       "See how the wind lets them fly, almost like they're free.  Sometimes . . ." Mary stopped as she blushed.

       "What?" Zeke asked.

       "Sometimes," Mary shrugged her shoulders.  She gave a long sigh.  "Wouldnıt it be nice to fly like they do. To move with the wind above the ground."

       Mary watched Zeke look at the lines, but she knew by his vacant eyes that he could not see their magic.  Mary knew to him the laundry wasn't free. She knew he only saw the wash clipped to the line.  Mary gazed at the sheets as they moved with the wind.  For a moment she tried to feel how they must feel, but she couldn't.  With Zeke watching, she could not feel the wind and the wash.  She lowered her head and tugged at the loose string on her shorts.

       When she raised her eyes, she saw him looking at the laundry.  She waited for him to leave.  She tapped her feet on the steps as she heard the wind begin to blow through the trees at the top of the hill.

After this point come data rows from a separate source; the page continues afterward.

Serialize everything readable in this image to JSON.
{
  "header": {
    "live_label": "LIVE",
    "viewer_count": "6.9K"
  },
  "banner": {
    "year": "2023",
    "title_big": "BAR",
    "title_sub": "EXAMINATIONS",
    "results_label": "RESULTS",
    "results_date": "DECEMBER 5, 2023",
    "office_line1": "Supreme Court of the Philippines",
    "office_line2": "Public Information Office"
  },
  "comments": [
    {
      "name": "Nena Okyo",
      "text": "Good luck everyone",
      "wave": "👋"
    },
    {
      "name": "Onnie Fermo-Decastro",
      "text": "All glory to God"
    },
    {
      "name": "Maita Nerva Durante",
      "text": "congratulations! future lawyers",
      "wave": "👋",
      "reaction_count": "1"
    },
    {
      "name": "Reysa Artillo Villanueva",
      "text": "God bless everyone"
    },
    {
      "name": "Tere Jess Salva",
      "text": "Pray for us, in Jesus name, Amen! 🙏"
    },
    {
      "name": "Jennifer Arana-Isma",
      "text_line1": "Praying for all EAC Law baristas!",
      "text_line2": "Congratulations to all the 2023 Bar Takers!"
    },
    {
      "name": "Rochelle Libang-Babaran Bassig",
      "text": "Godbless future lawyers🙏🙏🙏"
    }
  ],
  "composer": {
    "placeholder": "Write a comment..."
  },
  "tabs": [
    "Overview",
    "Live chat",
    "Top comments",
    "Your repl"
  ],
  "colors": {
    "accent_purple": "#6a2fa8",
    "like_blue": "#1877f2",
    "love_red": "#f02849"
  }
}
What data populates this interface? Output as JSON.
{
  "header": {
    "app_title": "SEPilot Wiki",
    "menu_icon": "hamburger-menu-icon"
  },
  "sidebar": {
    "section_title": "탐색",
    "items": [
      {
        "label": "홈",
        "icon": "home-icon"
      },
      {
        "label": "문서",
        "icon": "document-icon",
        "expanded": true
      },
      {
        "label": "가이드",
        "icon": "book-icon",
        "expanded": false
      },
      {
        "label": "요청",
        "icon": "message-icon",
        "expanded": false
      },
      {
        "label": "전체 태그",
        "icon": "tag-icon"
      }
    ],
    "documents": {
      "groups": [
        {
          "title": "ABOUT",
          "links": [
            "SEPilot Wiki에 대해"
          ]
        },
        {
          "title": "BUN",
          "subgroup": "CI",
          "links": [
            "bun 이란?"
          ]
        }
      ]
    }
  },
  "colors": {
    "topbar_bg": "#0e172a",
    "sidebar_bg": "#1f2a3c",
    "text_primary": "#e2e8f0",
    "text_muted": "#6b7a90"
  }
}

       "Hey, Mary," said Zeke.  He turned his face toward her and grinned.  "Want to race the wind?"

       Mary's blue eyes widened as her mouth gaped open.  She watched as Zeke raced through the two lines of sheets, his hands out-stretched and raking their material over his tiny arms.  At the end of the lines, he turned and back-tracked.  Making sounds like an airplane, his arms see-sawed through the cotton fabric as he ran.  Mary stood as he stopped at the brace holding the wash from the ground.  Slowly, he walked around the pole once before stopping to look at her.  Mary heard her mother latch the garden gate on her way back to the house.  Zeke walked around the pole for a second time and with a smudged hand tugged one sheet until the line vibrated with the motion.  The third time around his hands grabbed the brace and tossed it into the air.

       The lines snapped free.  The clothespins broke, and the sheets flew through the air like a group of migrating birds on their first attempt at flying together.  Dried and almost weightless, the wash sailed with the wind across the yard.  Some dipped and covered grass, bikes, fences, and apple trees while the pink twin caught the edge of the house and snagged on a nail as others completely escaped the yard .

       As the sheets dipped and rose with the breeze, slowly turning mid-air before diving to cover the tomato plants in the garden or to clutch the old tree limbs, Mary stood with her mouth open, her feet tingling.  Nothing had ever been as beautiful as the wash whipping in the wind until today.  Not the autumn leaves whirling in shades of bold colors or the Dogwoods blooming in spring.  Not the winter snow draping and bending the trees like magical canopies.  Mary did not fall with the sheets.  She did not hear Zeke as he raced from the yard.  Nor did she hear her mother call for her father.  In her mind, Mary escaped with the wind.  Her heart floated with the breeze over the hills and valleys, dipping down and dancing atop the flowers before rising again to dance free in the sky and whirl as young birds grasping life with new wings.